Today, you can get a 12 TB HD for $180. That's now down to $300 for 20TB. Keep guessing about imaginary SSD prices in 2026 vs HDD prices.
 

Danny101

TS Guru
To all who opposed my earlier post. I'm sorry to say, you guys do not appreciate how fast the SSD industry is developing. In 7 years (2026) it will eliminate by then obsolete HDD market.

Some replies are just outright stupid...


By 2026, a 20TB SSD will be under $400.
Maybe, maybe not, but 20TB HDD's aren't really directed toward the average consumer. I'm an enthusiast, gamer, and power user and I still can't see myself ever needing that much storage. Certainly not in the near future. Businesses, small or large, work off of margins and the lowly HDD is often enough performance without breaking the bank.
 

arrowflash

TS Booster
To all who opposed my earlier post. I'm sorry to say, you guys do not appreciate how fast the SSD industry is developing. In 7 years (2026) it will eliminate by then obsolete HDD market.

Some replies are just outright stupid...

By 2026, a 20TB SSD will be under $400.
I hope you're right and we are wrong, but given the current progression of $/GB on SSDs I think 20TB under $400 in 7 years is a bit too optimistic. I can see 10TB SSDs under $400 in 2026 though. 20 TB, maybe by 2030. This is not the 1990s / early 2000s anymore, Moore's Law has slowed down significantly in all areas.

That's, of course, assuming there isn't another natural disaster or fire in some Asian manufacturing plant that all storage manufacturers will use as an excuse to hike up prices and keep them pretty much frozen for 3 or 4 years along with tech progression, because that has never happened before...

And like I said, as long as manufacturers don't sort out the data retention issues with powered down SSDs (it has improved, but it's still a problem), HDDs will remain the sole option for offline archival purposes (other than backup dedicated media such as tapes and optical disks, of course - but HDDs are a lot cheaper and more practical for regular users and small businesses).

As for the person you replied to, they were obviously talking about current prices and needs, not speculating how things might be like 7 years down the road...
 

Bohefus

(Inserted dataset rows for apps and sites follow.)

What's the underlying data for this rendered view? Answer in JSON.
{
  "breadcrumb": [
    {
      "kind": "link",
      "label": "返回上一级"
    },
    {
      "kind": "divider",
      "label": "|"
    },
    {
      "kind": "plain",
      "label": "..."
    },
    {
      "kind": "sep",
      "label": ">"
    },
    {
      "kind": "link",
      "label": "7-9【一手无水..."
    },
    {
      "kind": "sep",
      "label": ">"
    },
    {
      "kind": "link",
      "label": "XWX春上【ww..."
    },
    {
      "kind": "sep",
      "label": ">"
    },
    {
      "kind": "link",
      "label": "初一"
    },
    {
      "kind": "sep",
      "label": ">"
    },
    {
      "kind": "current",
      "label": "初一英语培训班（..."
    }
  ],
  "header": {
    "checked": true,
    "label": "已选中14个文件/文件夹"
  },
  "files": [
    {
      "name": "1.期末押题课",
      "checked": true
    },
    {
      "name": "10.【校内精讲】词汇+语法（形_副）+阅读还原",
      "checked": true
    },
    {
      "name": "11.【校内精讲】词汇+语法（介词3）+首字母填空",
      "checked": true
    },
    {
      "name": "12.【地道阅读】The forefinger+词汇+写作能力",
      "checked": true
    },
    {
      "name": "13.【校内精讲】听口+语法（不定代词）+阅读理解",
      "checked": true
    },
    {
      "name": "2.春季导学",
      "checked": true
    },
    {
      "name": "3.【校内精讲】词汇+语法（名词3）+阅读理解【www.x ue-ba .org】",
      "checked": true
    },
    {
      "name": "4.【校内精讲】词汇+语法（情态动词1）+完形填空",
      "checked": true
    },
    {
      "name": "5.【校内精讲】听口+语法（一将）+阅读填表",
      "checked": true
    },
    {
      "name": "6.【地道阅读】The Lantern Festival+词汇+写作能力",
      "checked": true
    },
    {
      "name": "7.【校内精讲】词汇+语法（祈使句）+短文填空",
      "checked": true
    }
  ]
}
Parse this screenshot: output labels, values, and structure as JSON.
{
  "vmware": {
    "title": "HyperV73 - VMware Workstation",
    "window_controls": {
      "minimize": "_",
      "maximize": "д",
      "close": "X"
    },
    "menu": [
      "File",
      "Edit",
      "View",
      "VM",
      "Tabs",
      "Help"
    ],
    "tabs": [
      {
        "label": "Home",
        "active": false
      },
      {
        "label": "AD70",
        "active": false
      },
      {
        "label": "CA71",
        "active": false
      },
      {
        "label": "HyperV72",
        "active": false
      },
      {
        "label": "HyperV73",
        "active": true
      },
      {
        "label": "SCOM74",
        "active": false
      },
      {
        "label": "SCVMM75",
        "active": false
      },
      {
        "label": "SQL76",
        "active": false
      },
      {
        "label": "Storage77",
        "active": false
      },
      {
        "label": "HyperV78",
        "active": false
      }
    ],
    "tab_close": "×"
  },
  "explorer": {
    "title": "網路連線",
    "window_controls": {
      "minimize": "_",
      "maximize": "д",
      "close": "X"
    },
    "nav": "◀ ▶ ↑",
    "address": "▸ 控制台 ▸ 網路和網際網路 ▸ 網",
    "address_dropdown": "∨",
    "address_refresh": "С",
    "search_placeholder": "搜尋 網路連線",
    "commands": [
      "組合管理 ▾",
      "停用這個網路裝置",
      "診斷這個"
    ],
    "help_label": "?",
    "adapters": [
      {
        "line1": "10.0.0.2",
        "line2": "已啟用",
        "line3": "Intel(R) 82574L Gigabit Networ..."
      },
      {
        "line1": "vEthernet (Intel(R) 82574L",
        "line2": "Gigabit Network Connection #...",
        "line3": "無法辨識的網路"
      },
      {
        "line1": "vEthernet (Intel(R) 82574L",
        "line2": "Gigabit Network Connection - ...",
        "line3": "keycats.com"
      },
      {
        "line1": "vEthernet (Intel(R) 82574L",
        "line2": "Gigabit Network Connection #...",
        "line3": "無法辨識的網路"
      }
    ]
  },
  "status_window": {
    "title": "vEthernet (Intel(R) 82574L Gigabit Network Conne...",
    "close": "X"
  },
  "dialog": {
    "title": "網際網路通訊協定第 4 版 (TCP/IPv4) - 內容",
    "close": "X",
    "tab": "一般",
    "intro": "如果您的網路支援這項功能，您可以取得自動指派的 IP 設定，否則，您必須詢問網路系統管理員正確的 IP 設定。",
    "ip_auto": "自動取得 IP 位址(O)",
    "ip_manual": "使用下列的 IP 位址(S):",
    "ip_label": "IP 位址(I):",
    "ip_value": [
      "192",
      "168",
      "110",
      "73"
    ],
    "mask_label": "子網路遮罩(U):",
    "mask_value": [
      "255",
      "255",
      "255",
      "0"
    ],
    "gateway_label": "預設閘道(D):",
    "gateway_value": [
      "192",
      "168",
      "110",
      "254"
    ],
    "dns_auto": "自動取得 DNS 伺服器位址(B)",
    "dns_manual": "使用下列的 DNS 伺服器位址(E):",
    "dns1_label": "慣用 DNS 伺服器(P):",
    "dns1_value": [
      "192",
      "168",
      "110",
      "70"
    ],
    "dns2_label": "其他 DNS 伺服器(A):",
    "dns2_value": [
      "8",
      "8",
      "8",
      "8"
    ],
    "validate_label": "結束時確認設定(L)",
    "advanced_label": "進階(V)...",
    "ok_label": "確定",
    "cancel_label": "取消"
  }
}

TS Rookie
To all who opposed my earlier post. I'm sorry to say, you guys do not appreciate how fast the SSD industry is developing. In 7 years (2026) it will eliminate by then obsolete HDD market.

Some replies are just outright stupid...


By 2026, a 20TB SSD will be under $400.
You may be right but you are just speculating ... None of the replies I read were "stupid" IMHO
 
Maybe, maybe not, but 20TB HDD's aren't really directed toward the average consumer. I'm an enthusiast, gamer, and power user and I still can't see myself ever needing that much storage. Certainly not in the near future. Businesses, small or large, work off of margins and the lowly HDD is often enough performance without breaking the bank.
Games are ballooning in size, I have 2TB SSDs in 2 machines used for boot and games storage and that free space is dwindling faster than anticipated. In 7 years 20TB is not out of the question for regular use, especially if SSDs really do come down in price as drastically as some people hope.

Of course if (affordable) internet speeds and cloud storage expand faster, then all this local storage may cease to become an issue.
 

Danny101

TS Guru
Games are ballooning in size, I have 2TB SSDs in 2 machines used for boot and games storage and that free space is dwindling faster than anticipated. In 7 years 20TB is not out of the question for regular use, especially if SSDs really do come down in price as drastically as some people hope.

Of course if (affordable) internet speeds and cloud storage expand faster, then all this local storage may cease to become an issue.
Possibly. I usually play only a few games in a year. My game library is rather small I suppose in comparison to the average gamer. So many games in a genre are so similar that the only difference I see is a different coat of paint. Movies are the same way. I watch a movie today with different characters as it's playing I would think to myself "I've seen this plot before. Yeah! 20 years ago!" Not much new under the sun.